The Native American shaman is a spiritual guide and healer, a man with traditional knowledge, visionary power, and enormous tribal respect. Associated with the rituals of the shaman are objects invested with everyday magic. This lavishly illustrated record of the accoutrements of shamanism among Northwest coastal Indians is the product of 15 years of research by Allen Wardwell, former curator of primitive art at the Art Institute of Chicago. The items shown include amulets and robes, each a tangible echo of shamanistic power.
From Publishers Weekly

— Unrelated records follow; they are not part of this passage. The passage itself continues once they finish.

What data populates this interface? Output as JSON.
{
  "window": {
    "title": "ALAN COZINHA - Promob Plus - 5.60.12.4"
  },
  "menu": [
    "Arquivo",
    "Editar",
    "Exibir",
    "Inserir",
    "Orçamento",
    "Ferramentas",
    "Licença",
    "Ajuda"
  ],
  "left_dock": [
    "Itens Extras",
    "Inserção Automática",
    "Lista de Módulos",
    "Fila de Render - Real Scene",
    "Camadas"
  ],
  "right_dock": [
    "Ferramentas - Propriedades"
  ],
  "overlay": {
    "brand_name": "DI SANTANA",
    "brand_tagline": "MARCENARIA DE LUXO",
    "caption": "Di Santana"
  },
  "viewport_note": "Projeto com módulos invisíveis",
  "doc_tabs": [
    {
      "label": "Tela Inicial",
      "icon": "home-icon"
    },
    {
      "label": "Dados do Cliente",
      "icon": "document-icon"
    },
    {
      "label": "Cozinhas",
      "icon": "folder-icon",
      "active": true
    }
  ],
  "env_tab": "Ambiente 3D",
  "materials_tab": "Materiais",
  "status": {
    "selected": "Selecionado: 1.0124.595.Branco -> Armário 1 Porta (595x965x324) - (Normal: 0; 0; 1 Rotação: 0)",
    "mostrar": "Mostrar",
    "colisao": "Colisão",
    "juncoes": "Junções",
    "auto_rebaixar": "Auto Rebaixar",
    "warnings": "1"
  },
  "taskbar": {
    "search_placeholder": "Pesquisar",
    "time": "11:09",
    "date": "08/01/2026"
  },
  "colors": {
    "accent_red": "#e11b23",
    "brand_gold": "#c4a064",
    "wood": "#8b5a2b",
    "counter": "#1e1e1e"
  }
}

This groundbreaking study reclaims a little-known body of American art-the ritual objects used by Northwest Coast shamans of the Tlingit, Tsimshian, Haida and other tribes. More than 600 photographs (325 in color) show spectacular masks; powerful figure sculptures; tambourine drums; gorgeous tunics and costumes; intricately carved amulets and storage boxes; crowns made of bear or lynx claws, goat horn and ivory; and soul-catchers or bone pendants used to hold the errant souls of sick people, which were captured and then returned to the patient to effect a cure. Much shamanic art represents helping spirits that came to shamans in visions or dreams; other objects record encounters with animal spirits or evildoers; still others served to embellish songs, stories and performances. Thirty turn-of-the-century photographs depict practicing shamans and their grave houses, which contained their ritual paraphernalia. In his valuable essay, Wardwell, formerly curator of primitive art at the Art Institute of Chicago, discusses shamanism as an ancient, widespread form of religion, albeit a nonstandardized one.
Copyright 1996 Reed Business Information, Inc.